Without bothering to switch off my computer, I quickly changed into a green T-shirt and blue shorts, left my apartment and ran down to the corniche. I wove my way in and out of the holiday crowds, searching for Polka Dot Girl, Suit Man and Arab Guy. I sought them out in vain though, and puffing and panting came to a halt opposite the jetty.
Apparently something exciting was occurring by the landing stage, at the spot where I used to take a rest - at the place where that host of apparitions had appeared out of the March fog.
In spite of my reservations, drawn by my curiosity, I trudged towards the shoreline. Scores of adults and children were gathering around my old resting spot, their footfalls converging in front of the jetty. Some of the people were merely inquisitive, but others wore concerned expressions.
"Shall I call an ambulance?" one woman said, flipping open her mobile phone.
"Someone already has," her companion replied. "But it looks like it's too late. The guy's not moving."
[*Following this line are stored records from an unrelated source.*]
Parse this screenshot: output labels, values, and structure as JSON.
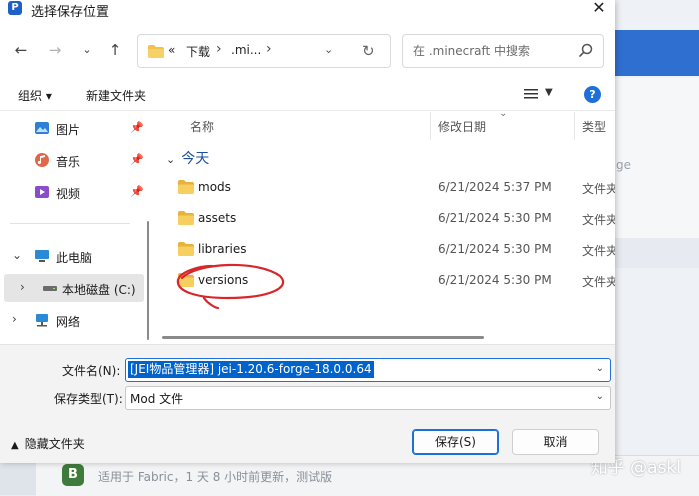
{
  "window": {
    "title": "选择保存位置",
    "app_icon_letter": "P"
  },
  "nav": {
    "breadcrumb": [
      "«",
      "下载",
      ".mi..."
    ],
    "search_placeholder": "在 .minecraft 中搜索"
  },
  "command_bar": {
    "organize_label": "组织 ▾",
    "new_folder_label": "新建文件夹",
    "help_label": "?"
  },
  "sidebar": {
    "items": [
      {
        "label": "图片",
        "icon": "pictures-icon"
      },
      {
        "label": "音乐",
        "icon": "music-icon"
      },
      {
        "label": "视频",
        "icon": "video-icon"
      },
      {
        "label": "此电脑",
        "icon": "computer-icon"
      },
      {
        "label": "本地磁盘 (C:)",
        "icon": "drive-icon"
      },
      {
        "label": "网络",
        "icon": "network-icon"
      }
    ]
  },
  "file_list": {
    "columns": {
      "name": "名称",
      "date": "修改日期",
      "type": "类型"
    },
    "group_label": "今天",
    "rows": [
      {
        "name": "mods",
        "date": "6/21/2024 5:37 PM",
        "type": "文件夹"
      },
      {
        "name": "assets",
        "date": "6/21/2024 5:30 PM",
        "type": "文件夹"
      },
      {
        "name": "libraries",
        "date": "6/21/2024 5:30 PM",
        "type": "文件夹"
      },
      {
        "name": "versions",
        "date": "6/21/2024 5:30 PM",
        "type": "文件夹"
      }
    ]
  },
  "save_form": {
    "filename_label": "文件名(N):",
    "filename_value": "[JEI物品管理器] jei-1.20.6-forge-18.0.0.64",
    "filetype_label": "保存类型(T):",
    "filetype_value": "Mod 文件",
    "hide_folders_label": "隐藏文件夹",
    "save_label": "保存(S)",
    "cancel_label": "取消"
  },
  "background": {
    "side_text": "ge",
    "row_description": "适用于 Fabric，1 天 8 小时前更新，测试版",
    "row_logo_letter": "B",
    "watermark": "知乎 @askl"
  },
  "colors": {
    "accent": "#1e6fd9",
    "selection": "#0063cc",
    "folder": "#f2c14e",
    "annotation": "#d8262b"
  }
}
I craned my neck, straining to glimpse the object of their verbal exchange, but the crowd was a solid, impenetrable wall. Then a prickling sensation at the back of my neck made me turn around. Behind me, up on the esplanade, Polka Dot Girl, Suit Man and Arab Guy were grouped around the railings overlooking the beach, watching me in silence and beckoning me to join them.
"No," I cried out in despair and realisation.
I turned away from 'The Others' and stood on tiptoe, frantic to get a better view of the unfortunate person who had collapsed on the beach. Yet all I could make out was the outline of a man lying face down in the sand dressed in a green T-shirt and blue shorts.
Ÿ Paul A. Freeman is the fifth runner up of the 2012 Short Story Competition organised by The National and the Abu Dhabi Book Fair
Updated: April 2, 2012 04:00 AM